The Securing Greater Accessibility team (SeGA) was set up in 2010 as a university-wide initiative to promote accessibility and inclusive practice and support students and staff. SeGA offers training and guidance in accessibility in teaching and learning and oversees forums and activities for a wider community of practice and research. SeGA also runs a network of over 50 accessibility champions and coordinators, who work as points of contact on accessibility queries within their respective academic areas.
Staff at the Open University are offered on-demand accessibility training in a variety of topics to support them to carry out their roles. This will be complemented in the future by the introduction of bespoke, mandatory training in accessibility for all staff to complete in order to further embed accessibility good practice.
The Open University Library provides wide-ranging support to students with disabilities and specific requirements. As well as working with students directly to offer guidance in accessible resources, the Open University Library staff work with publishers to help improve the accessibility of their products.
The Open University aims to make studying as accessible as possible and a range of adjustments and support are available. A well-established disability support team provides guidance for students and arranges for students to have support when accessing digital content online or alternatively, access to a variety of formats. A wealth of resources for information and guidance in enabling students to study as effectively as possible in the digital environment are available via the help centre.

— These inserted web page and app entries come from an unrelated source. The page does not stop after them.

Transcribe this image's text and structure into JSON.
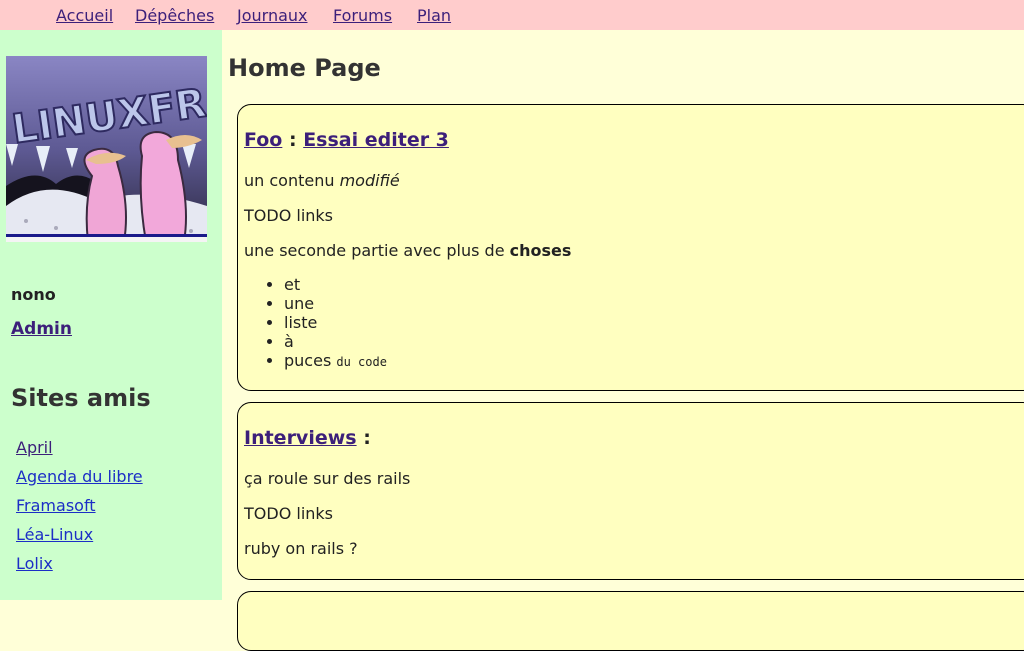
{
  "nav": {
    "items": [
      {
        "label": "Accueil"
      },
      {
        "label": "Dépêches"
      },
      {
        "label": "Journaux"
      },
      {
        "label": "Forums"
      },
      {
        "label": "Plan"
      }
    ]
  },
  "sidebar": {
    "logo_alt": "LINUXFR.ORG",
    "username": "nono",
    "admin_label": "Admin",
    "friends_title": "Sites amis",
    "friends": [
      {
        "label": "April"
      },
      {
        "label": "Agenda du libre"
      },
      {
        "label": "Framasoft"
      },
      {
        "label": "Léa-Linux"
      },
      {
        "label": "Lolix"
      }
    ]
  },
  "main": {
    "title": "Home Page",
    "articles": [
      {
        "section": "Foo",
        "separator": ":",
        "title": "Essai editer 3",
        "line1_prefix": "un contenu ",
        "line1_em": "modifié",
        "line2": "TODO links",
        "line3_prefix": "une seconde partie avec plus de ",
        "line3_strong": "choses",
        "bullets": [
          "et",
          "une",
          "liste",
          "à",
          "puces"
        ],
        "code": "du code"
      },
      {
        "section": "Interviews",
        "separator": ":",
        "line1": "ça roule sur des rails",
        "line2": "TODO links",
        "line3": "ruby on rails ?"
      }
    ]
  },
  "colors": {
    "nav_bg": "#ffcccc",
    "sidebar_bg": "#ccffcc",
    "main_bg": "#ffffd8",
    "card_bg": "#ffffc0",
    "link": "#3c1f7a"
  }
}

Preparation of this accessibility statement
This statement was prepared on 14 May 2020. It was last reviewed on 14 December 2020.
This website was last tested on 24 January 2020. The test was carried out by University staff responsible for The OpenScience Laboratory.
Samples of OpenScience Laboratory pages are chosen to be representative of different types of content across the website with an emphasis placed on those pages with large numbers of users. To undertake the audits, we use a combination of automated and manual testing methods.